• _PROVIDED DATA_:
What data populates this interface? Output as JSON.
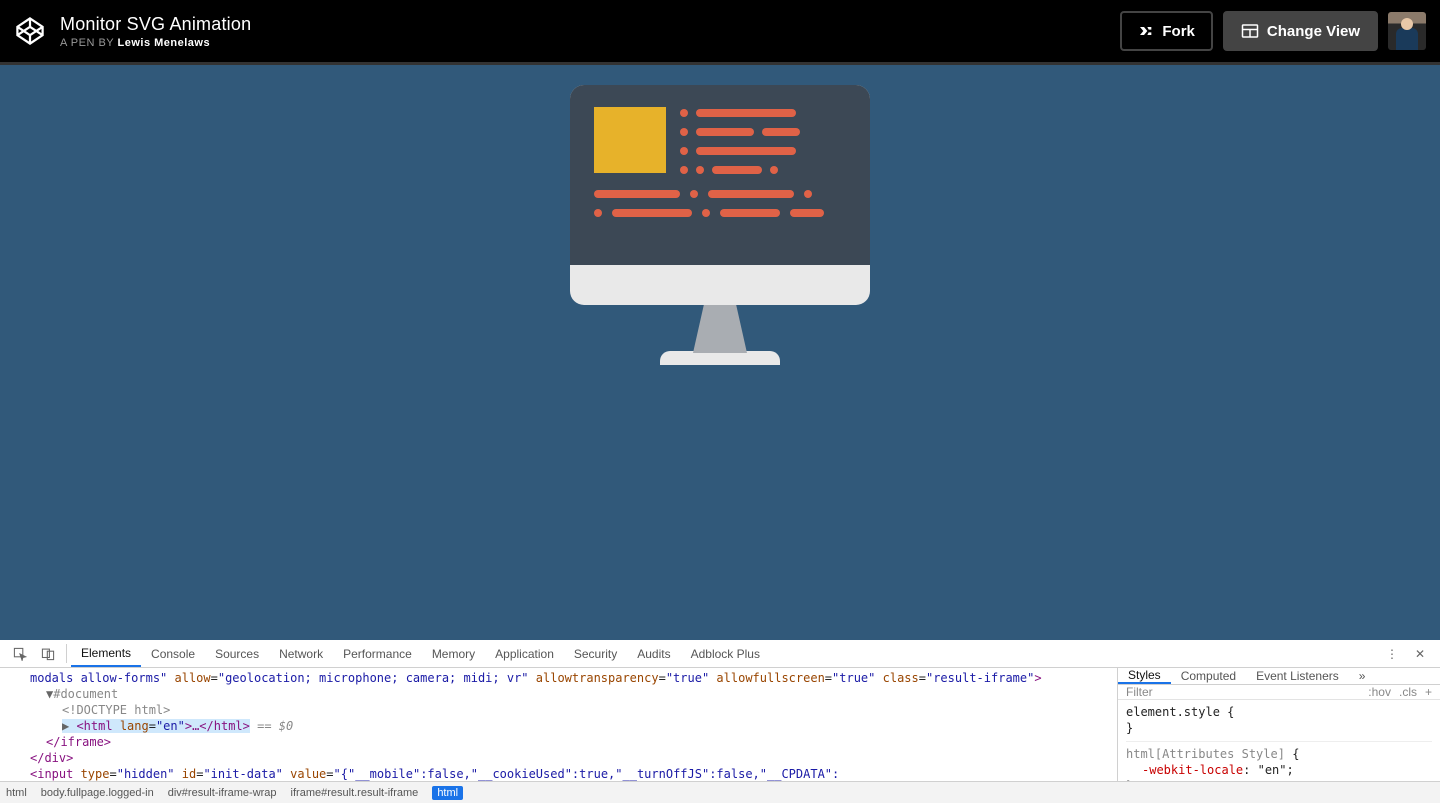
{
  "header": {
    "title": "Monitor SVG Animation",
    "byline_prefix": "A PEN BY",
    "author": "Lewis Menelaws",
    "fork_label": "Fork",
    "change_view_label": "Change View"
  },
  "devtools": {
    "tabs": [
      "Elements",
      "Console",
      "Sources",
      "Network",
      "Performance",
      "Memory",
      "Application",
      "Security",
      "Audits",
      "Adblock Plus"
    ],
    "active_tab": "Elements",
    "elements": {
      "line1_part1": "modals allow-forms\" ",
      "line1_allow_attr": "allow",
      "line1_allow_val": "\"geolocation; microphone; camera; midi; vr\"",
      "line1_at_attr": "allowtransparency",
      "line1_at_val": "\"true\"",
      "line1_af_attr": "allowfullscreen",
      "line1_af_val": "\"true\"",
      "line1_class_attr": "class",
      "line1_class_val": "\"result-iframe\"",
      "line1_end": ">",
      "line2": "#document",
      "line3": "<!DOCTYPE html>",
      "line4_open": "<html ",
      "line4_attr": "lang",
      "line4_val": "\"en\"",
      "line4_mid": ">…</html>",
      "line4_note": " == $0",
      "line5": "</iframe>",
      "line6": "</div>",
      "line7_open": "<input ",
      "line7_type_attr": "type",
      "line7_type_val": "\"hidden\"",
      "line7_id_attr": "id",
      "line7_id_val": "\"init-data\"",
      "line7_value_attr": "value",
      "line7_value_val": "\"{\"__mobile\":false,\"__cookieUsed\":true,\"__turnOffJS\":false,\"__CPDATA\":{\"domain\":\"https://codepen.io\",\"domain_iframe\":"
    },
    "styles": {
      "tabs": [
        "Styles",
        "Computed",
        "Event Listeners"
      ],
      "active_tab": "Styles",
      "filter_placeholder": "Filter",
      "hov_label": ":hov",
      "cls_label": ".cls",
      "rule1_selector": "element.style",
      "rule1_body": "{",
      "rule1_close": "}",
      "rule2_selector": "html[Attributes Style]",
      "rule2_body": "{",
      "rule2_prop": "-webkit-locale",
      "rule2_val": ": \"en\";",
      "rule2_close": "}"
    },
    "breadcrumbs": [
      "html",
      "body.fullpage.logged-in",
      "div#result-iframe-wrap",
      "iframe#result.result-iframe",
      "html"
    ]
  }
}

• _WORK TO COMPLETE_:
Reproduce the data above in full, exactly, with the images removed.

• _THE ANSWER_:
What data populates this interface? Output as JSON.
{
  "header": {
    "title": "Monitor SVG Animation",
    "byline_prefix": "A PEN BY",
    "author": "Lewis Menelaws",
    "fork_label": "Fork",
    "change_view_label": "Change View"
  },
  "devtools": {
    "tabs": [
      "Elements",
      "Console",
      "Sources",
      "Network",
      "Performance",
      "Memory",
      "Application",
      "Security",
      "Audits",
      "Adblock Plus"
    ],
    "active_tab": "Elements",
    "elements": {
      "line1_part1": "modals allow-forms\" ",
      "line1_allow_attr": "allow",
      "line1_allow_val": "\"geolocation; microphone; camera; midi; vr\"",
      "line1_at_attr": "allowtransparency",
      "line1_at_val": "\"true\"",
      "line1_af_attr": "allowfullscreen",
      "line1_af_val": "\"true\"",
      "line1_class_attr": "class",
      "line1_class_val": "\"result-iframe\"",
      "line1_end": ">",
      "line2": "#document",
      "line3": "<!DOCTYPE html>",
      "line4_open": "<html ",
      "line4_attr": "lang",
      "line4_val": "\"en\"",
      "line4_mid": ">…</html>",
      "line4_note": " == $0",
      "line5": "</iframe>",
      "line6": "</div>",
      "line7_open": "<input ",
      "line7_type_attr": "type",
      "line7_type_val": "\"hidden\"",
      "line7_id_attr": "id",
      "line7_id_val": "\"init-data\"",
      "line7_value_attr": "value",
      "line7_value_val": "\"{\"__mobile\":false,\"__cookieUsed\":true,\"__turnOffJS\":false,\"__CPDATA\":{\"domain\":\"https://codepen.io\",\"domain_iframe\":"
    },
    "styles": {
      "tabs": [
        "Styles",
        "Computed",
        "Event Listeners"
      ],
      "active_tab": "Styles",
      "filter_placeholder": "Filter",
      "hov_label": ":hov",
      "cls_label": ".cls",
      "rule1_selector": "element.style",
      "rule1_body": "{",
      "rule1_close": "}",
      "rule2_selector": "html[Attributes Style]",
      "rule2_body": "{",
      "rule2_prop": "-webkit-locale",
      "rule2_val": ": \"en\";",
      "rule2_close": "}"
    },
    "breadcrumbs": [
      "html",
      "body.fullpage.logged-in",
      "div#result-iframe-wrap",
      "iframe#result.result-iframe",
      "html"
    ]
  }
}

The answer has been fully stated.